“Not A REAL Woman”

I read this post, “I Am A Transwoman. I Am In The Closet. I Am Not Coming Out.” with great interest. Jennifer Coates discusses her relationship not only with femininity but masculinity, details her negative experiences with some feminists, explains why transitioning is not something that would work for her, and points out that females putting down a whole demographic of males as “neckbeards” and the like has its own negative impact.

As a person who was born female, identifies a lot as male, and has chosen not to transition, this essay hits all the issues for me that I have not been able yet to fully express:

“Because it turns out transition isn’t the answer for everyone — to suggest otherwise is narrow-minded and proscriptive. Because for some transwomen, femininity can feel asymptotic — the closer you get, the more you feel you can never make it. I realize it’s not an inspirational message but it’s a hard truth: some people manage dysphoria better than others. When you fight it, it fights back. I am a pharmacophobe and diagnosed obsessive compulsive. I can barely take NyQuil and a cowlick can make my blood pressure rise. I am not strong enough for that battle. I am not well equipped to transition.

Years ago, when I initially went to some women who identified as feminists for support, they (publicly) condemned what they perceived as “male” points of view on my part. This was before I even understood the complexities of my own gender orientation. They saw me as a woman with “troublesome” ideas. I was called a misogynist. One woman even told me that I could not be a “real” woman, and thus the stories of my own experiences were a “disservice” to “real women.”

It was one thing when some men bristled at the perception that I was a female operating in a “male” world (the comic book industry)—like, I almost “expected” that. But the damage that it caused me to be rejected by other women who were supposedly “on my side” was profound. It took me a very long time to come to grips with feminist ideas again, or to be open to the possibility that there could be a form of feminism that was not so restrictive and full of condemnation.

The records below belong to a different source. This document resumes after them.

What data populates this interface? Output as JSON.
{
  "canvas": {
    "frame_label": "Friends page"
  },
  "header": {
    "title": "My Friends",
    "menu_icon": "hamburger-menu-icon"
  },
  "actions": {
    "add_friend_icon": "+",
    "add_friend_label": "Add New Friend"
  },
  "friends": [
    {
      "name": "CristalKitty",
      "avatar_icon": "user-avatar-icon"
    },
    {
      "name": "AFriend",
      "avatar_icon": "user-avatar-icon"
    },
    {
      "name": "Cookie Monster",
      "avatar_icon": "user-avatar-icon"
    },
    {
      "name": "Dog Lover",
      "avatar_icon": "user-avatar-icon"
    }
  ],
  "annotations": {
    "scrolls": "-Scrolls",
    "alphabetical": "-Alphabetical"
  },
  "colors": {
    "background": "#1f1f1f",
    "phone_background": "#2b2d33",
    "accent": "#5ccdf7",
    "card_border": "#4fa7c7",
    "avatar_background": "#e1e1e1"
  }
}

And honestly, that is why I have not gone out and identified myself as “trans.” My experience with being condemned by feminists—and being accused as some sort of “impostor”—was so toxic, I just don’t want to go through that again with anybody else. I don’t want to have some public fight with someone who insists I’m “not” trans, who uses these same tactics of public condemnation and humiliation I encountered with feminists.

I don’t want to do it because the last time I went through all this, I was so disgusted I almost became a Conservative. I mean, I had a phone conversation with Andrew Breitbart to become a blogger on his site; that’s how much I was “done” with a “progressive” culture that seemed to condemn me more than the people I really expected it from.

I’m tired of having my experiences and my identity be “policed,” where I have to “justify” who I am.

Like Coates, I’d rather just deal with most of it behind closed doors:

I choose to experience my dysphoria in private and without relief to absorb the discomfort of delicate cis people so I can glide through the world more smoothly on a frothy trail of secrets and lies. (I’m being bratty and disingenuous here. I’m just afraid this is how you conceptualize it.) Gay and trans people have been doing this for centuries.

Certainly, writing this post and others like it is not me being “private.” I write these things to afford myself the barest modicum of that elusive “relief.” And I also do it because not only do I think that these points of view need to be shared for the others who feel they are “alone” in this—but because the totality of my life and my published work so “inform” this point of view, and is so much an integral part of it. For me to be completely anonymous on this doesn’t work when my own goddamn comics—published comics—knew me better than I knew myself & had no problems being “public.”

Anyway…bravo to Coates for such an insightful and brave piece of writing!